The fight over the Washington Redskins trademark appears to be over.

The Department of Justice and a Native American group dropped their challenge to the trademark. They were initially arguing that "Redskins" shouldn't be protected because a law called the Lanham Act bans trademarks that could be disparaging.

But the Supreme Court struck down that law when it ruled a rock band called The Slants could trademark their name. The trademark was previously rejected because the phrase can be used as a racial slur for Asian people.

The band's members are Asian-American and said they wanted to reclaim the word from its hurtful connotation.

The team has taken more heat than other Native American-themed squads, like the Cleveland Indians and Atlanta Braves, because "redskin" was initially a term given to the scalp of a Native American who was killed for a bounty.

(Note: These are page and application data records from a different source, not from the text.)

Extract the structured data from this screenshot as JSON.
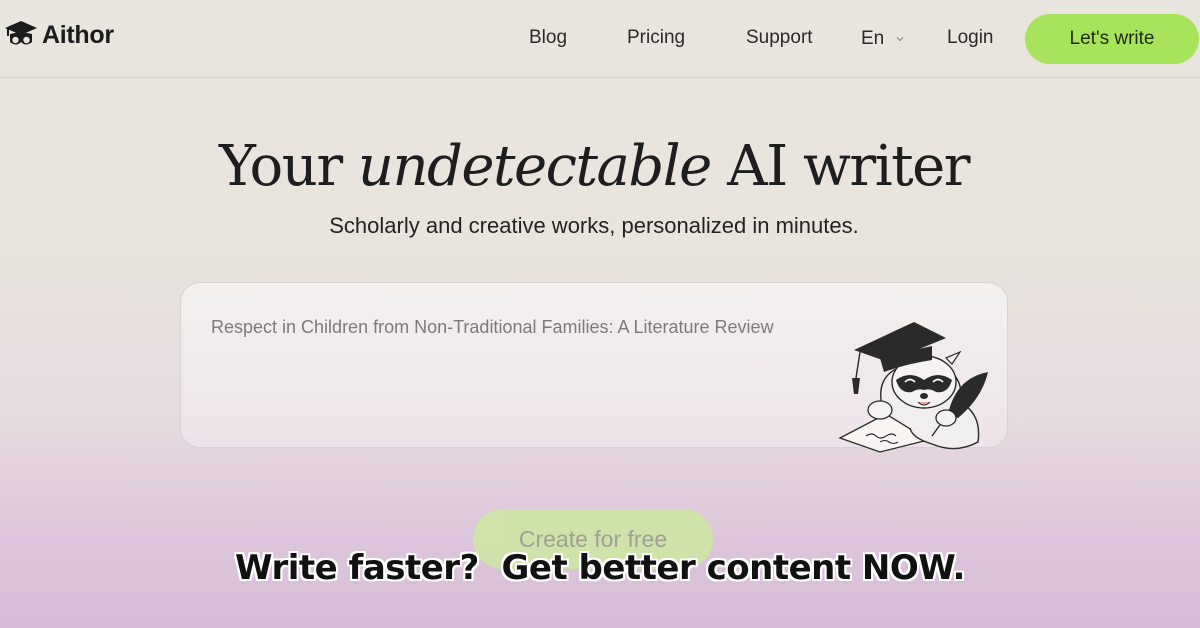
{
  "header": {
    "logo_text": "Aithor",
    "nav": {
      "blog": "Blog",
      "pricing": "Pricing",
      "support": "Support",
      "language": "En",
      "login": "Login",
      "cta": "Let's write"
    }
  },
  "hero": {
    "title_part1": "Your ",
    "title_italic": "undetectable",
    "title_part2": " AI writer",
    "subtitle": "Scholarly and creative works, personalized in minutes."
  },
  "input": {
    "placeholder": "Respect in Children from Non-Traditional Families: A Literature Review"
  },
  "create_button": "Create for free",
  "overlay_caption": "Write faster?  Get better content NOW.",
  "colors": {
    "accent": "#a7e35b",
    "background_top": "#e9e5df",
    "background_bottom": "#d6bfd6"
  },
  "icons": {
    "logo": "graduation-cap-mask-icon",
    "language_chevron": "chevron-down-icon",
    "mascot": "raccoon-graduate-illustration"
  }
}
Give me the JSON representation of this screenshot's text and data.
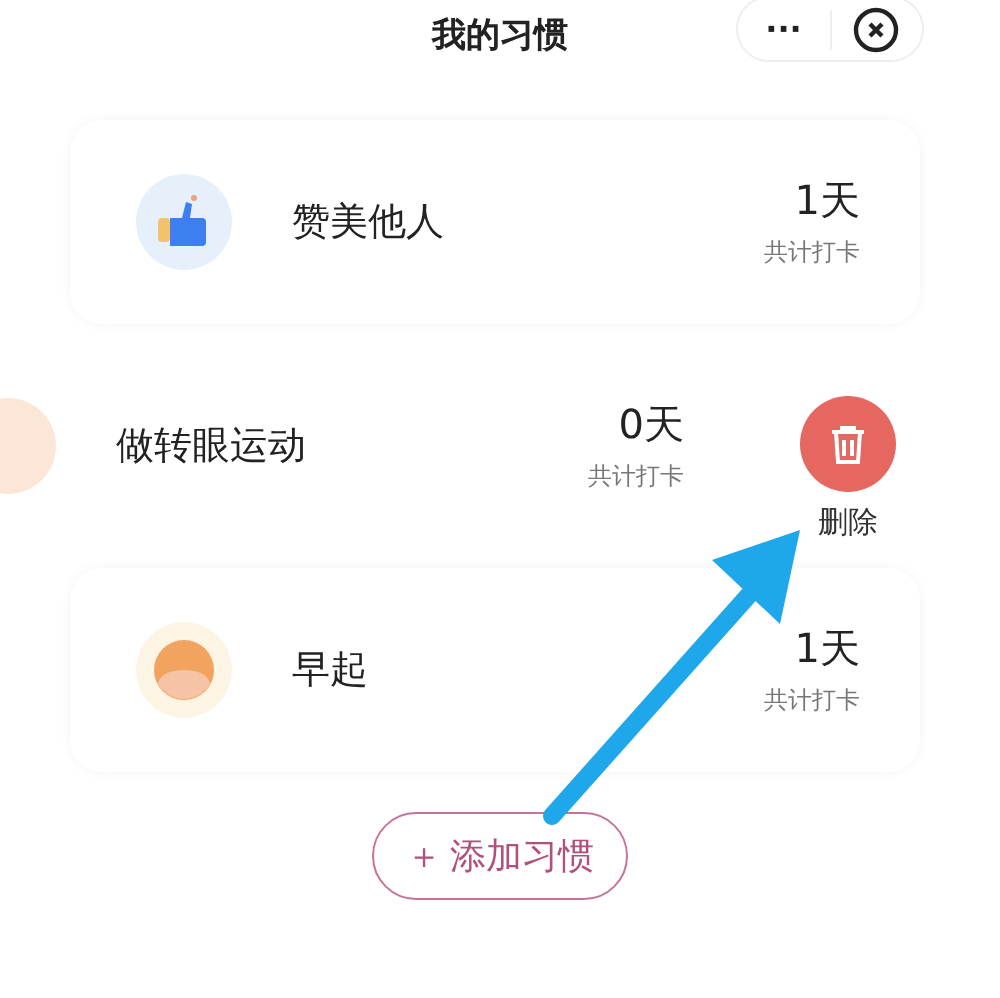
{
  "header": {
    "title": "我的习惯",
    "more": "···"
  },
  "habits": [
    {
      "name": "赞美他人",
      "kind": "thumb",
      "days": "1天",
      "caption": "共计打卡",
      "swiped": false
    },
    {
      "name": "做转眼运动",
      "kind": "face",
      "days": "0天",
      "caption": "共计打卡",
      "swiped": true,
      "delete_label": "删除"
    },
    {
      "name": "早起",
      "kind": "sun",
      "days": "1天",
      "caption": "共计打卡",
      "swiped": false
    }
  ],
  "add_button": {
    "plus": "＋",
    "label": "添加习惯"
  }
}
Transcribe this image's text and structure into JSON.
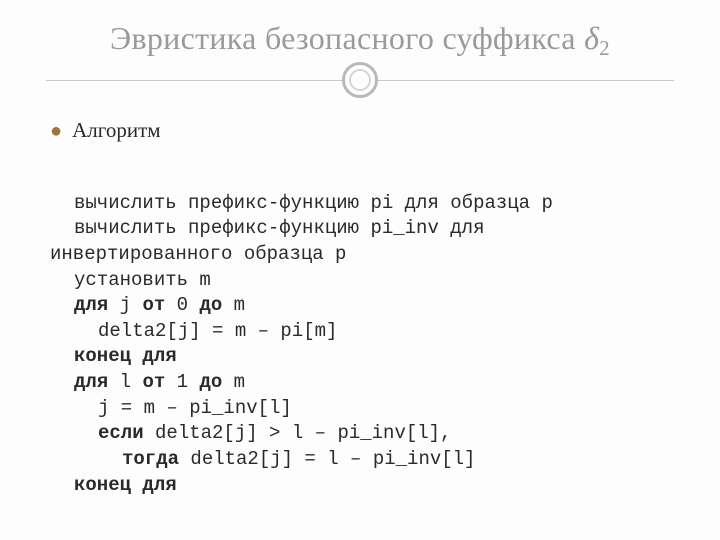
{
  "title": {
    "main": "Эвристика безопасного суффикса ",
    "delta": "δ",
    "sub": "2"
  },
  "bullet": {
    "glyph": "●",
    "label": "Алгоритм"
  },
  "code": {
    "l1": "вычислить префикс-функцию pi для образца p",
    "l2": "вычислить префикс-функцию pi_inv для",
    "l3": "инвертированного образца p",
    "l4": "установить m",
    "l5a": "для",
    "l5b": " j ",
    "l5c": "от",
    "l5d": " 0 ",
    "l5e": "до",
    "l5f": " m",
    "l6": "delta2[j] = m – pi[m]",
    "l7": "конец для",
    "l8a": "для",
    "l8b": " l ",
    "l8c": "от",
    "l8d": " 1 ",
    "l8e": "до",
    "l8f": " m",
    "l9": "j = m – pi_inv[l]",
    "l10a": "если",
    "l10b": " delta2[j] > l – pi_inv[l],",
    "l11a": "тогда",
    "l11b": " delta2[j] = l – pi_inv[l]",
    "l12": "конец для"
  }
}
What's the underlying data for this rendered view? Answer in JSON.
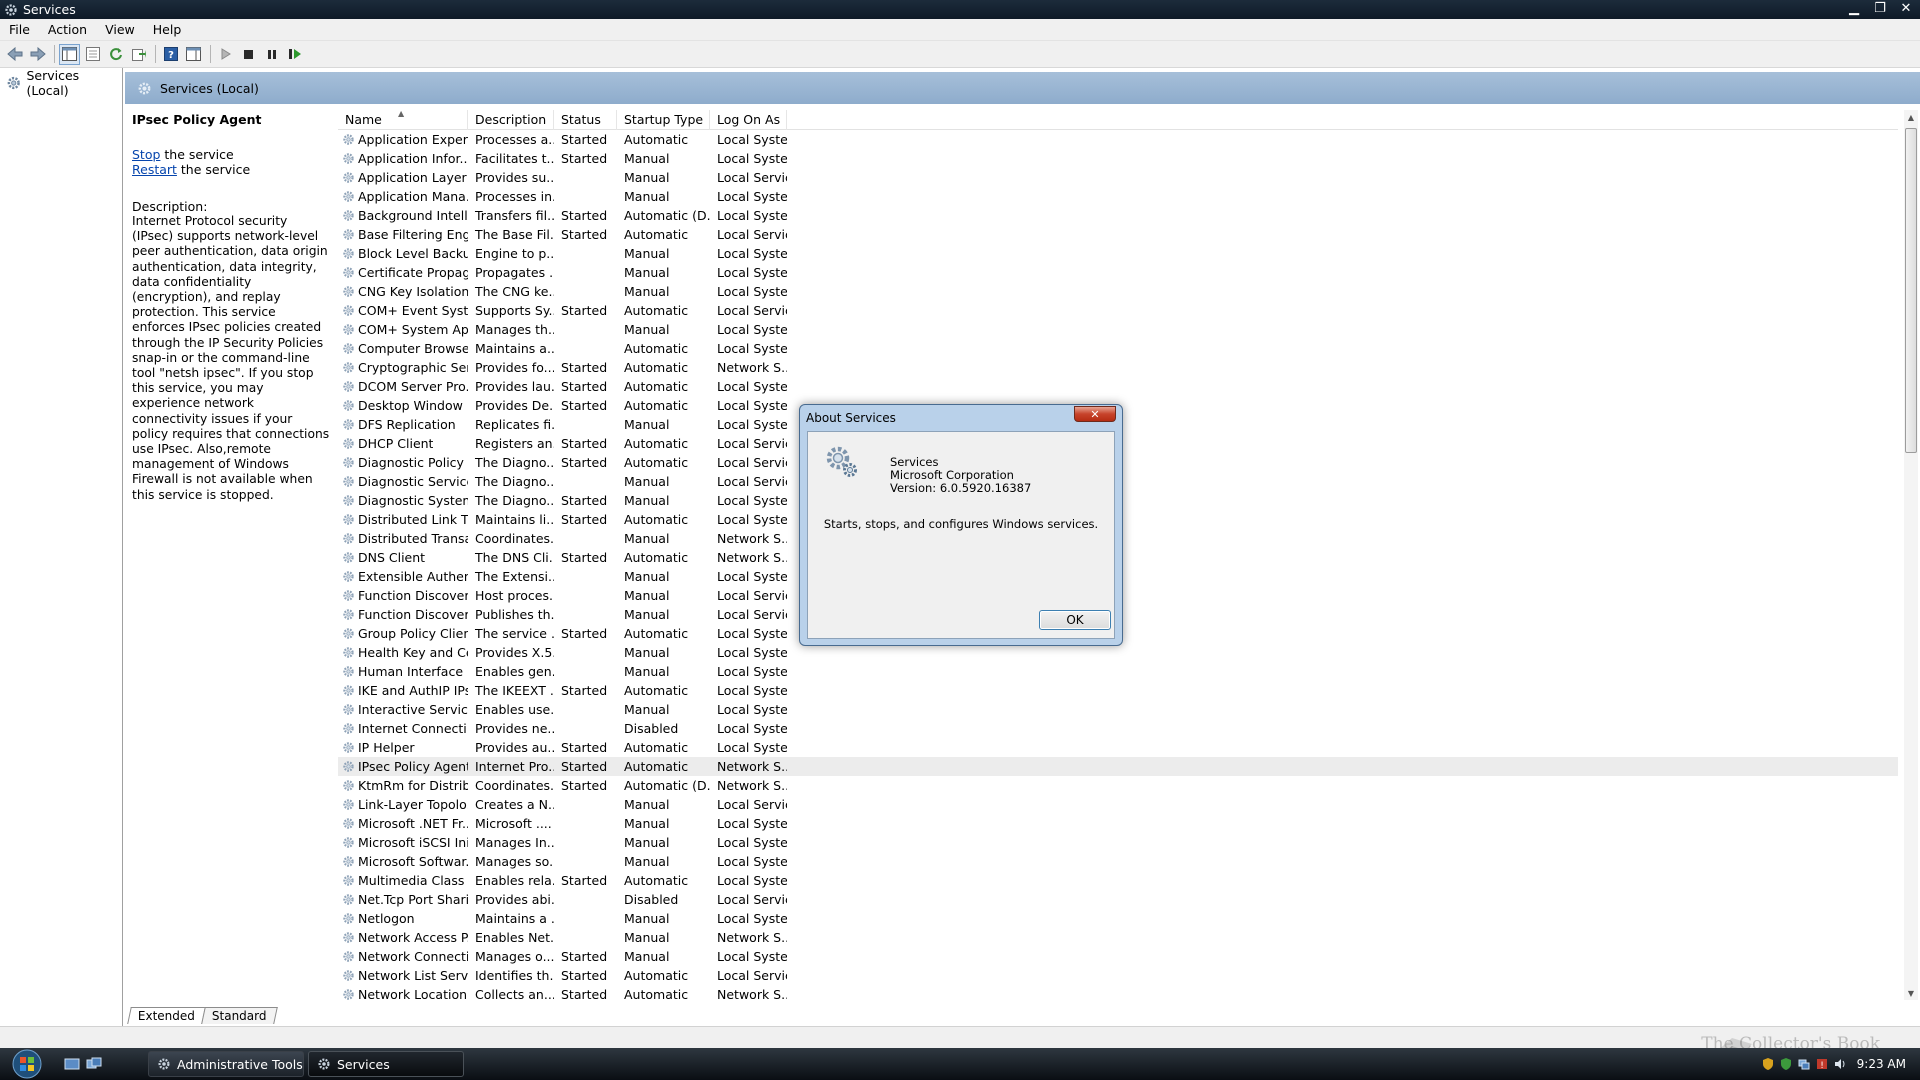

The Native American group said it still finds the name offensive, but a lawyer representing the group said, "There's no more challenge to make."